“We don’t really know what the real cause of our suffering is, O great man. There are many confusing opinions about it.
“The competent who are free from doubt declare that the self is responsible for the self. Others think the responsibility lies with the gods. Someone else thinks it is a cause and effect of nature. And still others think this is beyond our mental and intellectual capability to understand. O philosopher-king, form your own opinion of which of these is best.
Parīkṣit asked Dharma, “Who broke your legs?”
Dharma replies, “There are many different opinions.”
Who is responsible for our suffering? Some say no one is responsible; it is merely a chance event – a random cause and effect of nature. Others say it is a result of divine, celestial powers toying with our destiny. Others are simply confused and say there is no way of knowing for sure.
But competent thinkers who are free from doubt declare simply, “You are responsible for yourself!”
Our own freewill creates our own destiny.

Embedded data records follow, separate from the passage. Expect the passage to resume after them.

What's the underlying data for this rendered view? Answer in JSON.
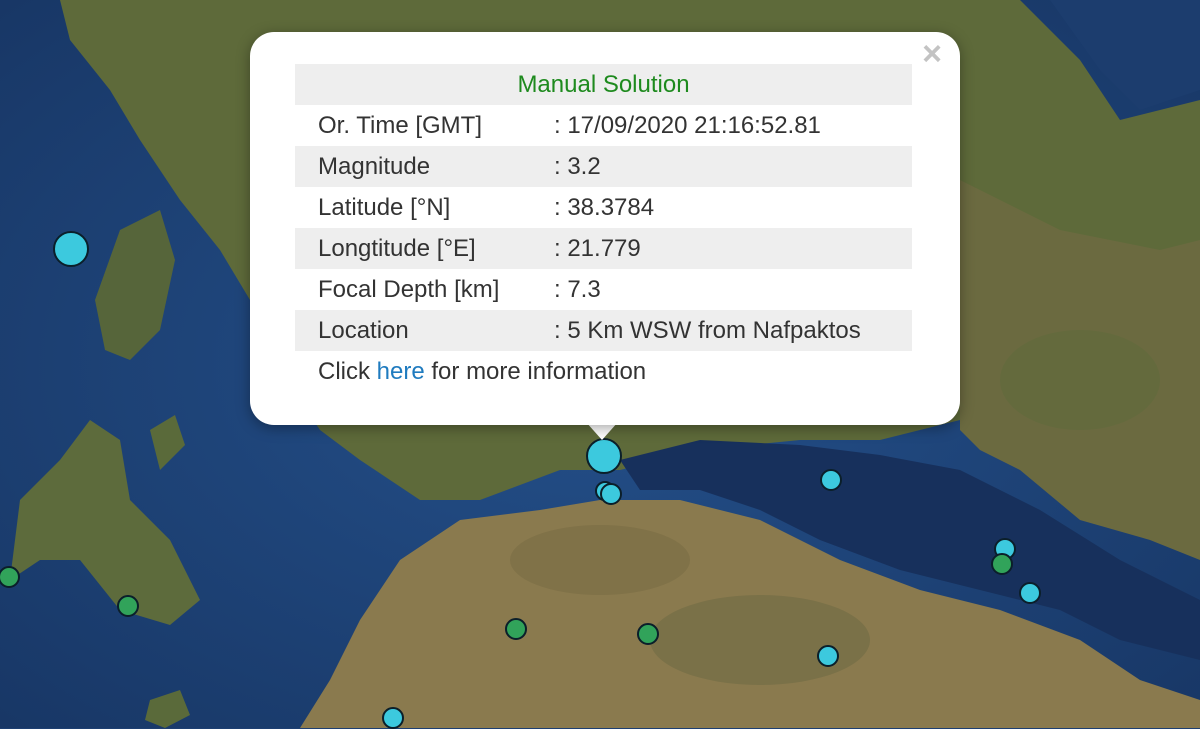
{
  "popup": {
    "title": "Manual Solution",
    "close_glyph": "×",
    "rows": [
      {
        "label": "Or. Time [GMT]",
        "value": ": 17/09/2020 21:16:52.81"
      },
      {
        "label": "Magnitude",
        "value": ": 3.2"
      },
      {
        "label": "Latitude [°N]",
        "value": ": 38.3784"
      },
      {
        "label": "Longtitude [°E]",
        "value": ": 21.779"
      },
      {
        "label": "Focal Depth [km]",
        "value": ": 7.3"
      },
      {
        "label": "Location",
        "value": ": 5 Km WSW from Nafpaktos"
      }
    ],
    "footer": {
      "prefix": "Click ",
      "link_text": "here",
      "suffix": " for more information"
    },
    "colors": {
      "title": "#1e8a1e",
      "link": "#1f7bbf"
    }
  },
  "markers": {
    "cyan_color": "#3cc9de",
    "green_color": "#31a35a"
  }
}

Dharma says, “You are responsible for your own destiny, because the self-of-the-self holds you responsible.”
Who holds us responsible for our choices? The “self-of-the-self,” Godhead, the Supersoul does. God is good. So know it clearly and without doubt that nothing in your destiny is harmful, even if it is painful. As Parīkṣit said, that which is good should be rewarded and that which is otherwise should be punished to curb it down. A leader should follow this principle. The ultimate king and leader of all living beings, Godhead does. The self-of-the-self rewards what is selfless in our free choices, and punishes what is selfish, to curb it down.
We create our destiny and the divine soul within enforces it.
Dharma’s answer to the question, “Who broke your legs?” is extremely interesting. “It is just destiny which has broken my legs,” he answers. “This evil man is not the true cause.”
Although the evil man is not the ultimate cause of Dharma’s pain, he is still instrumental in it. Therefore he is not absolved from punishment, and Parīkṣit is about to raise his sword to slay him! Any good leader must punish and curb down all those who are instrumental in causing harm to the harmless. This is more for the benefit of the offender than the offended, for it dissuades the lawless from behaving in a manner which creates their own dismal destiny.